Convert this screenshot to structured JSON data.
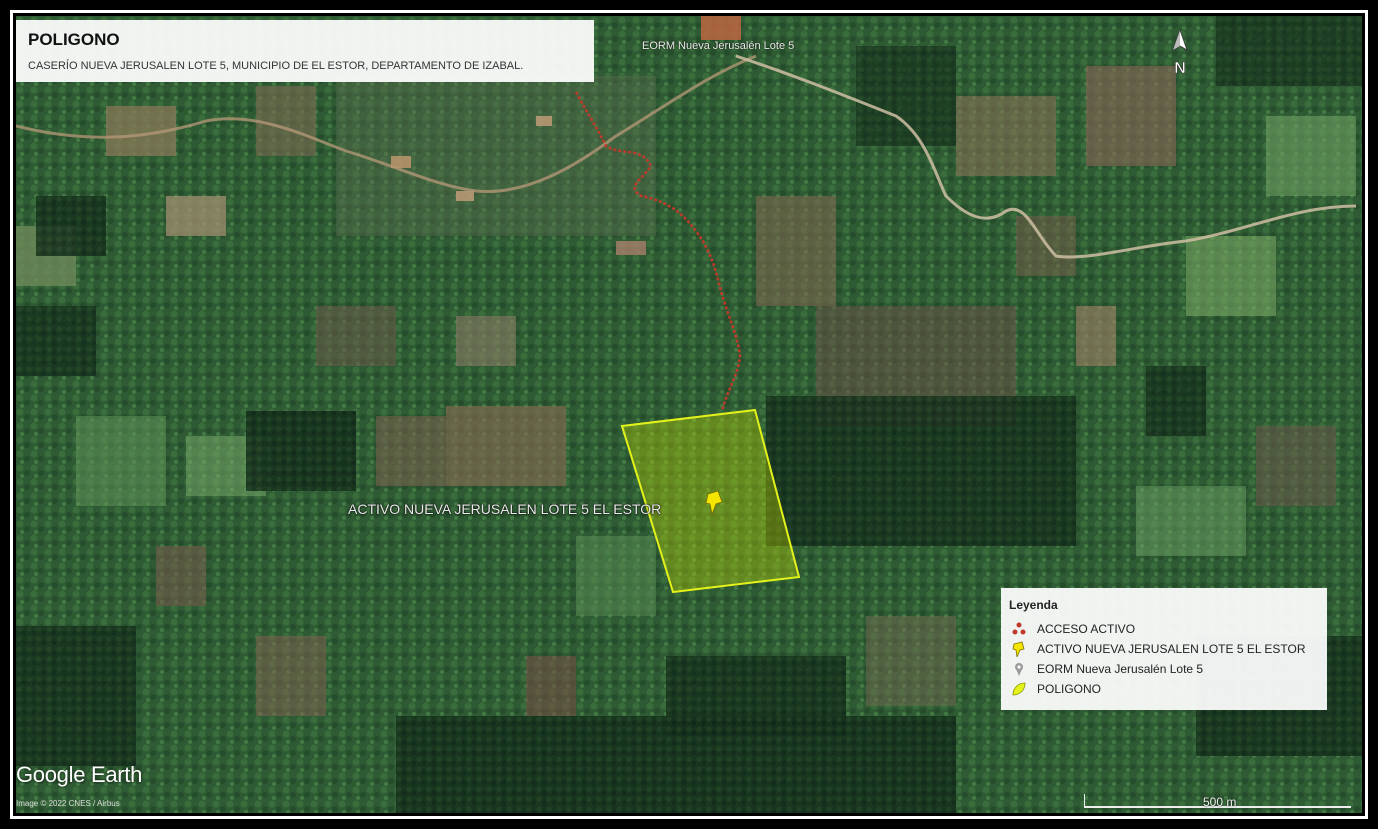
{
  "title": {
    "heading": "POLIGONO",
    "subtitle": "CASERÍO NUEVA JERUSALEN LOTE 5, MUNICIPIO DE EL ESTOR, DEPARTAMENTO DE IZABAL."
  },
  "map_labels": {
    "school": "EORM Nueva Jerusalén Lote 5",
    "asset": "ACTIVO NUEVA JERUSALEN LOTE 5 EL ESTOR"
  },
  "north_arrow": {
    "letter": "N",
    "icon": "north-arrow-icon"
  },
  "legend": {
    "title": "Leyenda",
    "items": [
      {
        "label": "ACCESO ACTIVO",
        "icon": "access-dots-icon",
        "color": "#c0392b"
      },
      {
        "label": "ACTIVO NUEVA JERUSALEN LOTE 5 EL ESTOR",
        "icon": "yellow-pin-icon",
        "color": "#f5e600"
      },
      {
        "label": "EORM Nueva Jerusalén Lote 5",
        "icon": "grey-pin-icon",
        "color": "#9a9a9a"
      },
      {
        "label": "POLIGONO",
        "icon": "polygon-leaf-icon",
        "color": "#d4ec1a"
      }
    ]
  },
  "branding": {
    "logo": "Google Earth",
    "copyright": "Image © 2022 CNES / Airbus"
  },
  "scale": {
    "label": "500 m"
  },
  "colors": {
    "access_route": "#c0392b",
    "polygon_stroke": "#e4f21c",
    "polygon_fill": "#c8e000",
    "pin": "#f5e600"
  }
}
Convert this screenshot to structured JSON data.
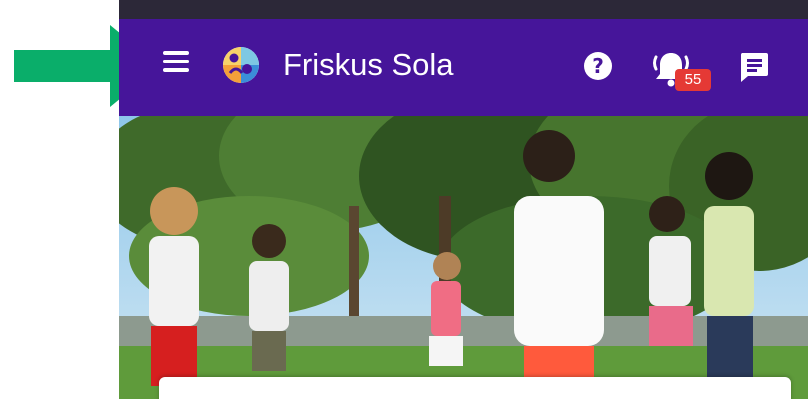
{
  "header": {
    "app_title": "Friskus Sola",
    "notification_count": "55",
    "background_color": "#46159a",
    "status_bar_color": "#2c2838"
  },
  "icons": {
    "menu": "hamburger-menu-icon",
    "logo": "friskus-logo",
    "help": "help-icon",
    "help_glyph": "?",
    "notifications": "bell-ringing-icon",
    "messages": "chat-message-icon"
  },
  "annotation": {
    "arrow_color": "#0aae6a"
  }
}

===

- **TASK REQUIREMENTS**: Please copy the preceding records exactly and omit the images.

- **ANSWER TO THIS EXERCISE**:
Convert this screenshot to structured JSON data.
{
  "title": {
    "heading": "POLIGONO",
    "subtitle": "CASERÍO NUEVA JERUSALEN LOTE 5, MUNICIPIO DE EL ESTOR, DEPARTAMENTO DE IZABAL."
  },
  "map_labels": {
    "school": "EORM Nueva Jerusalén Lote 5",
    "asset": "ACTIVO NUEVA JERUSALEN LOTE 5 EL ESTOR"
  },
  "north_arrow": {
    "letter": "N",
    "icon": "north-arrow-icon"
  },
  "legend": {
    "title": "Leyenda",
    "items": [
      {
        "label": "ACCESO ACTIVO",
        "icon": "access-dots-icon",
        "color": "#c0392b"
      },
      {
        "label": "ACTIVO NUEVA JERUSALEN LOTE 5 EL ESTOR",
        "icon": "yellow-pin-icon",
        "color": "#f5e600"
      },
      {
        "label": "EORM Nueva Jerusalén Lote 5",
        "icon": "grey-pin-icon",
        "color": "#9a9a9a"
      },
      {
        "label": "POLIGONO",
        "icon": "polygon-leaf-icon",
        "color": "#d4ec1a"
      }
    ]
  },
  "branding": {
    "logo": "Google Earth",
    "copyright": "Image © 2022 CNES / Airbus"
  },
  "scale": {
    "label": "500 m"
  },
  "colors": {
    "access_route": "#c0392b",
    "polygon_stroke": "#e4f21c",
    "polygon_fill": "#c8e000",
    "pin": "#f5e600"
  }
}
Convert this screenshot to structured JSON data.
{
  "header": {
    "app_title": "Friskus Sola",
    "notification_count": "55",
    "background_color": "#46159a",
    "status_bar_color": "#2c2838"
  },
  "icons": {
    "menu": "hamburger-menu-icon",
    "logo": "friskus-logo",
    "help": "help-icon",
    "help_glyph": "?",
    "notifications": "bell-ringing-icon",
    "messages": "chat-message-icon"
  },
  "annotation": {
    "arrow_color": "#0aae6a"
  }
}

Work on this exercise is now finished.